I’m sitting in a classroom waiting to start a workshop. I’m all set up, it is just about time to start. According to the list of registered attendees, there should be 20 people in the room this time. So far only 5 have turned up. I give it another 5 minutes before I start, by now we are up to 10 people. 50% attendance. So where are the other students? Why have they not turned up? Is it just me? Maybe they just don’t like my workshops?
Occasionally, a student will get in touch to explain – bus strikes, illness, emergency in the lab – but often there is no way of knowing. This causes great frustration in terms of planning – you never know how many will be there and whether your planned activities will actually work. And for those sessions where food is being provided, large amounts of food regularly goes to waste due to lack of attendance.
Discussions with colleagues, both here at Liverpool and outside, suggests that this is a common frustration and concern among those of us delivering professional development workshops. Events are regularly fully booked ahead of time, but only a small proportion of those registered actually turn up on the day. I even spotted this comment in a recent paper by Fong et al. (2016) “While registrations for workshops and webinars has been at record highs, typically only a small percentage of registrants actually attend”. I’m not the only one feeling frustrated!
But how bad is it really? Maybe most of the time students do turn up, I’m just noticing the times when they don’t? Before starting a research project investigating the motivations of PhD students for attending workshops, I set out to discover the scale of the issue.
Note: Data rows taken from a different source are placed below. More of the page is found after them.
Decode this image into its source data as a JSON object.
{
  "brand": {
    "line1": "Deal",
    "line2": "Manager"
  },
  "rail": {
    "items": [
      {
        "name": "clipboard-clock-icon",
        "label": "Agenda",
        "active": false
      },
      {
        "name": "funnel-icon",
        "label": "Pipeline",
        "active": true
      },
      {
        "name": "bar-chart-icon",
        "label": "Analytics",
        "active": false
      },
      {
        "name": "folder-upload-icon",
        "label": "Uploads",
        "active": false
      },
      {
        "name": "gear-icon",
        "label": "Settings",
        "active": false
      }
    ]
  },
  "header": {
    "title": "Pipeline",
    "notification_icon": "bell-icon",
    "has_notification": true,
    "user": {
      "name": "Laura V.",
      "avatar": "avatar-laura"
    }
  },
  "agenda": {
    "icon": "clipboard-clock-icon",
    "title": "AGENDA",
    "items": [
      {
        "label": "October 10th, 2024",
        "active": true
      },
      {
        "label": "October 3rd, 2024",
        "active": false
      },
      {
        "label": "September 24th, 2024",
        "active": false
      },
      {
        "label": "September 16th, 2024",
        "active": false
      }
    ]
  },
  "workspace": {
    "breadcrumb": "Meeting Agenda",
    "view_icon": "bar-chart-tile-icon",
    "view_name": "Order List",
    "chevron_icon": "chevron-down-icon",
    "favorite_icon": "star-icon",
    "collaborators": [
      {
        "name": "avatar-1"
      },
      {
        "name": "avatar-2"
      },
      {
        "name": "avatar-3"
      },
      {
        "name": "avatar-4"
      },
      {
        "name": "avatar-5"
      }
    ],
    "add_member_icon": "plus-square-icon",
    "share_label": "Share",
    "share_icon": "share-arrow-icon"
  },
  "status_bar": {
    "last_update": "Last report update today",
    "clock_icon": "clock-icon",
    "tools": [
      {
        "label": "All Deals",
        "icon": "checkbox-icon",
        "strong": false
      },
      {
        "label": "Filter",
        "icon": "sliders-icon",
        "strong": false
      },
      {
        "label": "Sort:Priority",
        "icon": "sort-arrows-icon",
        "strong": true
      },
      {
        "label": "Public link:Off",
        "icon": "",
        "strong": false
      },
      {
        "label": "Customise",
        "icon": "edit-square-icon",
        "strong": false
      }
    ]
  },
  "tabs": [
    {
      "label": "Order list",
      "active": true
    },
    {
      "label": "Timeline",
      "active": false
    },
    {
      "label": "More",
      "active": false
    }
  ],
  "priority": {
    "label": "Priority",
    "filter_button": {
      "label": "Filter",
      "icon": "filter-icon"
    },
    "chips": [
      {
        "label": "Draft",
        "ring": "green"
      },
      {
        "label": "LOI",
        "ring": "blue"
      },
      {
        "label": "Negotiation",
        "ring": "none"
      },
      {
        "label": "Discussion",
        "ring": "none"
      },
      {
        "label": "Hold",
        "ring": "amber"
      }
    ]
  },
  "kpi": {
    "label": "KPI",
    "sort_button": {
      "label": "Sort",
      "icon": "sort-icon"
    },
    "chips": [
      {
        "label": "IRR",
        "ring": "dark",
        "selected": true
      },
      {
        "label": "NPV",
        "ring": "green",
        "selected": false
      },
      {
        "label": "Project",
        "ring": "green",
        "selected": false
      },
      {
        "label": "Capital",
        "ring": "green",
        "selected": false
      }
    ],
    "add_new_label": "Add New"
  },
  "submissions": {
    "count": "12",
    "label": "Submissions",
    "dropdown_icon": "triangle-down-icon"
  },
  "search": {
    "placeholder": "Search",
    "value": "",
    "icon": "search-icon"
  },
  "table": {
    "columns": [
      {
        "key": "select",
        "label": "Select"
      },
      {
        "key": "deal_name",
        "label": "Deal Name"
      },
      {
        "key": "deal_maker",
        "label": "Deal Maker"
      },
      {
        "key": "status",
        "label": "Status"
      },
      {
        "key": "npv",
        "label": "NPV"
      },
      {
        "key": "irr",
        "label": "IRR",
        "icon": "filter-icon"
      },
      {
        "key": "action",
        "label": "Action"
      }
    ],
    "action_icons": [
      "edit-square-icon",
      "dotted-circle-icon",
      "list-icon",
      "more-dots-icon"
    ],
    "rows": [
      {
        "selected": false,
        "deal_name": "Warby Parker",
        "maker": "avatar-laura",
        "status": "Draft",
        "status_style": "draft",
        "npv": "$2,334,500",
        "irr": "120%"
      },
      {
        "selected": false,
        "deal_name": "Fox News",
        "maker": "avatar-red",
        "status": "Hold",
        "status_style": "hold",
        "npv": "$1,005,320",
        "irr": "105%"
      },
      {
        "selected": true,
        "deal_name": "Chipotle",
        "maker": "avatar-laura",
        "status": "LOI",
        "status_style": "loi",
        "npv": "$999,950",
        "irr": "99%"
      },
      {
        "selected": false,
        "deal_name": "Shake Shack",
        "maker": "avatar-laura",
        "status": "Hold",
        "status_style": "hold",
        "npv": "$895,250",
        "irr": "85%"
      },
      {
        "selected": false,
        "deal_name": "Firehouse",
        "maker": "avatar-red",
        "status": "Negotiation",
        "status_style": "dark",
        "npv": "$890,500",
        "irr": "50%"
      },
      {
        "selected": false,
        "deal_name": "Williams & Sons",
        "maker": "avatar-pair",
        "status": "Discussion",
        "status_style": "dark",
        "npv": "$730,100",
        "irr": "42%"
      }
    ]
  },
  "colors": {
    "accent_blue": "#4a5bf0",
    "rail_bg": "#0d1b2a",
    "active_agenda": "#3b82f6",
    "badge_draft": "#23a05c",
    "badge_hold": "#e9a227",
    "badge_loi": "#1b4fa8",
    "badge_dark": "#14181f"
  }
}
How many registered students do attend on average? And are there any patterns that can give me clues as to their motivations?
I got hold of our attendance records for the last two academic years (a total of 3217 recorded registrations). This database includes information on who has registered for each workshop, and who has actually attended. I coded workshops into one of 4 themes: career development, presentation skills, productivity and professional development, and academic writing. I then compared attendance rates across month, workshop themes, and delivery formats using a simple analysis of variance.
Are students more likely to turn up at certain times of year?
The figure above shows the mean proportion of registered students who actually attended (letters above the bars indicate significant differences between months, p < 0.05). Time of year does seem to matter (F = 10.37, df = 10, p < 0.001), with attendance lowest in spring and highest in autumn. But why would that be? Are all PhD students particularly busy in March/April? It is a time when they are expected to submit their annual reports, which could add extra pressure on their time. But there are other deadlines throughout the year, which similarly might impact on their time. Of course time of year is inevitably confounded with workshop theme and format, as not all workshops were offered in all months. Time of year might not really be the issue here, so I next looked at workshop themes.
Are students more likely to turn up to certain workshop themes?
The proportion of registrations which resulted in actual attendance varied considerably between workshop themes (F = 9.36, df = 3, p < 0.001). Themes which see the highest proportions attending, writing and productivity, mirror those themes identified elsewhere as being seen to be most valuable by PhD students and may therefore be given higher priority when balancing the many conflicting demands on their time. Career development and presentation skills had significantly lower proportion of students attending, despite often being mentioned by students as being important. Students are generally pragmatic, and will focus on those activities that directly relate to their primary focus of completing the PhD on time. For students early on in their PhD, career planning may be a little too far into the future to seem relevant when there are more immediate demands associated with data collection and thesis writing. Or perhaps something else is at play here? Workshop theme is to some extent also confounded with delivery format, so that was the last comparison I made.
For time strapped students, are shorter workshops easier to attend?
In this figure, the data is sorted by delivery format and includes only data from writing related sessions to limit the number of confounding factors. Interestingly, the expectation that students would find attending shorter sessions (i.e. BiteSize) easier does not seem to ring true. The proportion of students attending the BiteSize sessions was in fact significantly lower than for half day sessions (F2,459 = 4.28, p = 0.014). But why would shorter workshops have lower attendance? Is it perhaps easier to forget about when it’s not blocking out a large part of the day in your calendar? Or perhaps it seems less important when there is less time dedicated to it? Or perhaps there are other, more important explanatory factors which I have not considered here?
So what do I do now?
Clearly attendance can be an issue. This summary of attendance data over the past two years, confirms initial anecdotal evidence that although interest in development workshops is relatively high a considerable number of those registered choose not to attend on the day. But what can we do about it? What do developers in other institutions do?
The data presented here, only shows that indeed a large number of students choose not to turn up on the day, but doesn’t give a good explanation as to why. I am now exploring these issues further using a combination of a brief survey and small focus groups. The aim is to explore PGR students’ motivations for engaging with professional development and their prioritisation of development among all the different demands on their time. A report from this project is due to be presented at the Pedagogical Research conference in January, and prepared for publication soon thereafter.
In the meantime, I would love to hear from others out there. What is your experience of delivering workshops? How do you encourage attendance? And how do you deal with low attendance rates?